Three self-described “water protectors” are still in a Wisconsin jail after being arrested Tuesday for protesting an oil pipeline. The protesters temporarily stopped construction of what’s known as Line 3, the oil pipeline Enbridge Energy wants to build across northern Minnesota.
It would replace an existing 50-year-old line that’s still under regulatory review in Minnesota, but the company has already started work across the border.
Alexander Good-Cane-Milk of the Yankton Sioux Tribe in South Dakota was among the protesters. He locked himself to a piece of heavy equipment just across the Minnesota border, south of Superior, Wis., according to his girlfriend Ta’Sina Sapa Win.
She said Good-Cane-Milk wanted to make a sacrifice. They met while protesting the Dakota Access pipeline near the Standing Rock Sioux Reservation last year. They recently came to Minnesota to protest Line 3.
“Why did I want to come to Minnesota? Because our Ojibwe relatives helped stand for our fight against Dakota Access pipeline, and I’m going to stand with them in their fight,” she said.
The activists streamed the event live on Facebook.
Douglas County Sheriff Tom Dalbec said this is the third time the protesters have gone to Enbridge work sites in the past nine days. He says he warned them Monday they would be arrested if they trespassed a third time.
“Less than 24 hours later, there they are, walking out on the worksites, chaining themselves to heavy equipment and what not, so we enforced the law and started arresting them,” he said.
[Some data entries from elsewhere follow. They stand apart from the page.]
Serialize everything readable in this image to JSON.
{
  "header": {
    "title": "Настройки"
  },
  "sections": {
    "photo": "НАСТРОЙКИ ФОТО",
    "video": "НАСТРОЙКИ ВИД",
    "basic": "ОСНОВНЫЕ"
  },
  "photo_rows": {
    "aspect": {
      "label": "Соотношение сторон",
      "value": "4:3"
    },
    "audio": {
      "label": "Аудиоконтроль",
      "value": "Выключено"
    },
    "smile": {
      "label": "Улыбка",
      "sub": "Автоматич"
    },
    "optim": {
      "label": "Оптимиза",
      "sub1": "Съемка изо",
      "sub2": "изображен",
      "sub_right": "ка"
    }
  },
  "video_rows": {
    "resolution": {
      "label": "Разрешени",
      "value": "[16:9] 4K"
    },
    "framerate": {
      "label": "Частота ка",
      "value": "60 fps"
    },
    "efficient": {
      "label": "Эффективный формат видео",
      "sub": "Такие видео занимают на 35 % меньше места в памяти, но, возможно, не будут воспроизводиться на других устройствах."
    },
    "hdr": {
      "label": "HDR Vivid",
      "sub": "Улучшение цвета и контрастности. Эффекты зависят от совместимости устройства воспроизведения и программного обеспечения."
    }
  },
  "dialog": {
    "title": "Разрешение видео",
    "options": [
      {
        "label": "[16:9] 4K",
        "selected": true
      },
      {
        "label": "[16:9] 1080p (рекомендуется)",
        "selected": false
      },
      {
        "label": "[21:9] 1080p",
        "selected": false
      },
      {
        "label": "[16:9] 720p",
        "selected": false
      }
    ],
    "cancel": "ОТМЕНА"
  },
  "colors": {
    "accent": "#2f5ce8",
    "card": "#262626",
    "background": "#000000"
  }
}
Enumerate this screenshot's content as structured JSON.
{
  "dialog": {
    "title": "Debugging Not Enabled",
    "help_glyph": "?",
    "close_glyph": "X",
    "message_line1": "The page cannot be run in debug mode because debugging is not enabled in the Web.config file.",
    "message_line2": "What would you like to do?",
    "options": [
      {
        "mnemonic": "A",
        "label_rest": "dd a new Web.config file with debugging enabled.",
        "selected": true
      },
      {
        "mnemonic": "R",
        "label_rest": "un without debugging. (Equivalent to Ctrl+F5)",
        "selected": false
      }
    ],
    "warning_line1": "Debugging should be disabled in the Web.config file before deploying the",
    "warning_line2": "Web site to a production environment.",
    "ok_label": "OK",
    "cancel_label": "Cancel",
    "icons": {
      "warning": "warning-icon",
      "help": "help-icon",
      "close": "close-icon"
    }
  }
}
Three of those arrested are from Cloquet, one is from South Dakota, one from Saskatchewan, and one from Ann Arbor, Mich. Three have since been released on bail.